[Page and application data records]
════════════════

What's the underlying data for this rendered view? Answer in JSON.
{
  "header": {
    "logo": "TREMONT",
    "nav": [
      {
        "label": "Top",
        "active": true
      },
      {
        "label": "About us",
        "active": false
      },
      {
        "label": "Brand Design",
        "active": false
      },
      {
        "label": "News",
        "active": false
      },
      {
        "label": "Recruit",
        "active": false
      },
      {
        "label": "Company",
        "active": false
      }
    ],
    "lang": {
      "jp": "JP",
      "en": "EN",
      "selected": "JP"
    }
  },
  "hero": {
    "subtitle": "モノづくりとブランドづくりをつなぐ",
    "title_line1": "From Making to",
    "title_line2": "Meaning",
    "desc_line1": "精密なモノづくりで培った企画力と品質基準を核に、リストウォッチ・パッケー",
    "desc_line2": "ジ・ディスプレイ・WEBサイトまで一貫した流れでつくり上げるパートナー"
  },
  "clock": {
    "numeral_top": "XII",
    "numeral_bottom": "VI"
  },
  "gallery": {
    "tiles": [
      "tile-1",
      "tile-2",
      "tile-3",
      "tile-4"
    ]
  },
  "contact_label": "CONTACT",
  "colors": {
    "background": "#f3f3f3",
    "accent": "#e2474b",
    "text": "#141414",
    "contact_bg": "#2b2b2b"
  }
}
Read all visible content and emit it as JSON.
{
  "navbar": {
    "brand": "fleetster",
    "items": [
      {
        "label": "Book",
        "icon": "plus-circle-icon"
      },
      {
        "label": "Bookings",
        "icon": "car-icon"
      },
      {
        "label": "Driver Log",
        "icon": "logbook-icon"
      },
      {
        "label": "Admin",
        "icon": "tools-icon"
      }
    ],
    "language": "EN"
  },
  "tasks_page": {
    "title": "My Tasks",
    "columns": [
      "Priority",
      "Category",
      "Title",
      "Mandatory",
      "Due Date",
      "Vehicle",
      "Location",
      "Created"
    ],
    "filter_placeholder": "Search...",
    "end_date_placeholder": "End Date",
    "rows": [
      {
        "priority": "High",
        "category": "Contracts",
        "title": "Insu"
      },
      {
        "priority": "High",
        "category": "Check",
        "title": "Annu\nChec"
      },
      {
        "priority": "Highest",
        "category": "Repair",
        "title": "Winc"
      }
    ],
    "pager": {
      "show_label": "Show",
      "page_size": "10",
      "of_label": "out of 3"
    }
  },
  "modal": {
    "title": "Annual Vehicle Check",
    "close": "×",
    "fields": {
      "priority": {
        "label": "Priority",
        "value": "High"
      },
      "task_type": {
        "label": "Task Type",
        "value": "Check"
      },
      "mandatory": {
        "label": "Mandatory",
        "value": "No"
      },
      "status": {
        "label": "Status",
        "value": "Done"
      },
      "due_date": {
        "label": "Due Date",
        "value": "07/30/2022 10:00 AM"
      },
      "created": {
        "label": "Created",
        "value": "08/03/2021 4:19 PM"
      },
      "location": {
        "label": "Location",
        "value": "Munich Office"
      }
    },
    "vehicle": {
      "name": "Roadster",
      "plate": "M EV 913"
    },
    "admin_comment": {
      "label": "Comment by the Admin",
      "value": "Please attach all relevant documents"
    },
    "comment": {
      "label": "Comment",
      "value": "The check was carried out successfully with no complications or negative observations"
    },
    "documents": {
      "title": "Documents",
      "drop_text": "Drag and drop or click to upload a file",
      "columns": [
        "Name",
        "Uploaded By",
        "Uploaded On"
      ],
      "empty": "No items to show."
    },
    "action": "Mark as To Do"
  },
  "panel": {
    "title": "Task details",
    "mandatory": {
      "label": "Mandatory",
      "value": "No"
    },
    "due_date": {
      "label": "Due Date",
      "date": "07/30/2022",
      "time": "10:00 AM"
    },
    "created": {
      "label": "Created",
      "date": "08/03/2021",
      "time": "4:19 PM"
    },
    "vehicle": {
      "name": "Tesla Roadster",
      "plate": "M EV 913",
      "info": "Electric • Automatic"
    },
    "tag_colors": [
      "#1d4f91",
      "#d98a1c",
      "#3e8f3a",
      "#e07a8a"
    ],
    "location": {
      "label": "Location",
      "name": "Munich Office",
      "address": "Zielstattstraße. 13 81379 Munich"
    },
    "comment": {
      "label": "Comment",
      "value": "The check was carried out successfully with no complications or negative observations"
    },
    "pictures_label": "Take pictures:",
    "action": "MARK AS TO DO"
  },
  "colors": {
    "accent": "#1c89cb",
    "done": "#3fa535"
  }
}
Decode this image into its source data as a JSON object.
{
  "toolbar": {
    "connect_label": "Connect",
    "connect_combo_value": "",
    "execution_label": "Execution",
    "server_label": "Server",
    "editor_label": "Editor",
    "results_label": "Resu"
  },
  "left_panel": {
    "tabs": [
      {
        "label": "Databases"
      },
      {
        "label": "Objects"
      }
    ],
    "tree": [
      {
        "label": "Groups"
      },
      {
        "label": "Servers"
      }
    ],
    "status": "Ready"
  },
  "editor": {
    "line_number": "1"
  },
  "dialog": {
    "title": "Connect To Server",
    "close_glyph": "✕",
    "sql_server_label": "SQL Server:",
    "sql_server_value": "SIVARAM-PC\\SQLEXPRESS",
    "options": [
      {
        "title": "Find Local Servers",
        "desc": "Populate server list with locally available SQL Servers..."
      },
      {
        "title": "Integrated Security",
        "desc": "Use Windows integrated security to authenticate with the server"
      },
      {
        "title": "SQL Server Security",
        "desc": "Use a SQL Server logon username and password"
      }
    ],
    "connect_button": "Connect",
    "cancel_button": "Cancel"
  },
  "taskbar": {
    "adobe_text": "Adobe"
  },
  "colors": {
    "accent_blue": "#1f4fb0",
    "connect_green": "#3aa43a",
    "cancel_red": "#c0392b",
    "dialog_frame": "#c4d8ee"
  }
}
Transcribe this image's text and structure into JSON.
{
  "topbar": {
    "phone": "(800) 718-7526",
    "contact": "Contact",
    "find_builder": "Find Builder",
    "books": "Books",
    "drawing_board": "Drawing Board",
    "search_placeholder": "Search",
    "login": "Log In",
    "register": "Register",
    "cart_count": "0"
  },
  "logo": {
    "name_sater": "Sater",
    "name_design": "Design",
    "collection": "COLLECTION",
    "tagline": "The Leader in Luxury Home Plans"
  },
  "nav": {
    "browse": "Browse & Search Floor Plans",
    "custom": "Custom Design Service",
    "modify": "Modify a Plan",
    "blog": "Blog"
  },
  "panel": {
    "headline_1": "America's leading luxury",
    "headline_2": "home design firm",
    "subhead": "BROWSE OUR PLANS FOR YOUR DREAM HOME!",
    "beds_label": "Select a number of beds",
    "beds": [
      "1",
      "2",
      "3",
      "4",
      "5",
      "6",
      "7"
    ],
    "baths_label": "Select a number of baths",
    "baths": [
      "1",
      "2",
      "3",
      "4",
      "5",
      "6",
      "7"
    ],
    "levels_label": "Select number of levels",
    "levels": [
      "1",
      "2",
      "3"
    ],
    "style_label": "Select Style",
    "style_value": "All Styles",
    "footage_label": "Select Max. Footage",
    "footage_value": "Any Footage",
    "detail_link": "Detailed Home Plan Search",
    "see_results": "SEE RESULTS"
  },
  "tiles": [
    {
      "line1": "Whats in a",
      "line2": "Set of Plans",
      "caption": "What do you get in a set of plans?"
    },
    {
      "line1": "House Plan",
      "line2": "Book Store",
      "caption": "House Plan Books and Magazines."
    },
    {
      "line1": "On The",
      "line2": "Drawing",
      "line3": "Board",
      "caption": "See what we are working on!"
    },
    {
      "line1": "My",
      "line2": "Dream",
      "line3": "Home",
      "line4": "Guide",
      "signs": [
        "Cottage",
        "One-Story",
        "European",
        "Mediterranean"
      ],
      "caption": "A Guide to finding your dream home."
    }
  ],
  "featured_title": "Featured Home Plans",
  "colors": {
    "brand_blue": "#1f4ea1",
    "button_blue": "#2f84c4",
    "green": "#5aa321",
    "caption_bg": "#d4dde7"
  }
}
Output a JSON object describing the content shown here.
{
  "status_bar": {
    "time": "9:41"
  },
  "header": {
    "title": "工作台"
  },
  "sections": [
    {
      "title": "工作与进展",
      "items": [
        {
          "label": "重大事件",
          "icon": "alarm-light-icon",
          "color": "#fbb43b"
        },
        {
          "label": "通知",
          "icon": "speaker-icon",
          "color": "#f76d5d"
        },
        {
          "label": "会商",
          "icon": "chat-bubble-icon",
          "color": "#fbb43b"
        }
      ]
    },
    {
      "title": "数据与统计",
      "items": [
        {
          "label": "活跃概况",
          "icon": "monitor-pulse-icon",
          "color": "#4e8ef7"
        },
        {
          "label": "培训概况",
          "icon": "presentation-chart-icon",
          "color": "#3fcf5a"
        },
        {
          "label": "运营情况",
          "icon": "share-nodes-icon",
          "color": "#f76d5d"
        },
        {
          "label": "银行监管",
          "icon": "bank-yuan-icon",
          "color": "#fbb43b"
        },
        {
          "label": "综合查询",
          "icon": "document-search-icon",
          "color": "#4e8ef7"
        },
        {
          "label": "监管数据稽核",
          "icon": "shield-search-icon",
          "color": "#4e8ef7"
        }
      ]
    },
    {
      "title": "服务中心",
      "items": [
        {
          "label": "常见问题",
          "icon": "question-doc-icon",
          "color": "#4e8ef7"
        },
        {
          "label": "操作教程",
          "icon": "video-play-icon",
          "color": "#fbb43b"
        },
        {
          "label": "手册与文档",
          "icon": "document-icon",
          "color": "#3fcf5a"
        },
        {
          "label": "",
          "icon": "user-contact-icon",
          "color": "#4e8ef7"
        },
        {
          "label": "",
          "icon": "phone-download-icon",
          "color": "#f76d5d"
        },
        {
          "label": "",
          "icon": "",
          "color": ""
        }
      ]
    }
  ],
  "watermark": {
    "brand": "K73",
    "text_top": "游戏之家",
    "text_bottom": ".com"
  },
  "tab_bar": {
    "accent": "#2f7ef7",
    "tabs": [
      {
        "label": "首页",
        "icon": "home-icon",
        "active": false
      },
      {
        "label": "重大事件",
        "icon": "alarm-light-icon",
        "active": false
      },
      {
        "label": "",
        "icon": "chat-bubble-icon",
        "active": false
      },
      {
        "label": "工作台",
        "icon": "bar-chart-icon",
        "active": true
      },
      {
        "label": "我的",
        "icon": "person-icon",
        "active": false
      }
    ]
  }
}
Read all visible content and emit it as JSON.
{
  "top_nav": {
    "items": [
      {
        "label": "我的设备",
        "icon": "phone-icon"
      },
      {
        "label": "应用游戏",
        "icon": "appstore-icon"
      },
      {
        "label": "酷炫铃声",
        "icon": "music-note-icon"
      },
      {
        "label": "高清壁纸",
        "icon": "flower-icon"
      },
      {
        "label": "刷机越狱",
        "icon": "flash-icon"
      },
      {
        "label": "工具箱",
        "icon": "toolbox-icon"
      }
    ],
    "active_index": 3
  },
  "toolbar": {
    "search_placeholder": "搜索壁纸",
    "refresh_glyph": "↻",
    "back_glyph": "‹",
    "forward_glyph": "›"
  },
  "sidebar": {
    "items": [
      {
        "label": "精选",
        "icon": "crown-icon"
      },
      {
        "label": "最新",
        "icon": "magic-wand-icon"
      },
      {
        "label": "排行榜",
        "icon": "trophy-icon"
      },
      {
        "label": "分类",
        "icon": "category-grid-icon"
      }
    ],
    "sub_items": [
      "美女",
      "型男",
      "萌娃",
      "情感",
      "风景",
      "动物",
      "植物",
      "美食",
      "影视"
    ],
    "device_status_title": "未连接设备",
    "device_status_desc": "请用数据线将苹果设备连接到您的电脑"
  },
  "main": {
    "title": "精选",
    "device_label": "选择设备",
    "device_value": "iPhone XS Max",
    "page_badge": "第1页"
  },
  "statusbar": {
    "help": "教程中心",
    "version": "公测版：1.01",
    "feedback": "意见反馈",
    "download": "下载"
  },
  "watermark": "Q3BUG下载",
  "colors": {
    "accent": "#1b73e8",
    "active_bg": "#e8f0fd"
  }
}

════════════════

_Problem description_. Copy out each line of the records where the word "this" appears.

_Exercise answer_.
What's the underlying data for this rendered view? Answer in JSON.
Decode this image into its source data as a JSON object.
Transcribe this image's text and structure into JSON.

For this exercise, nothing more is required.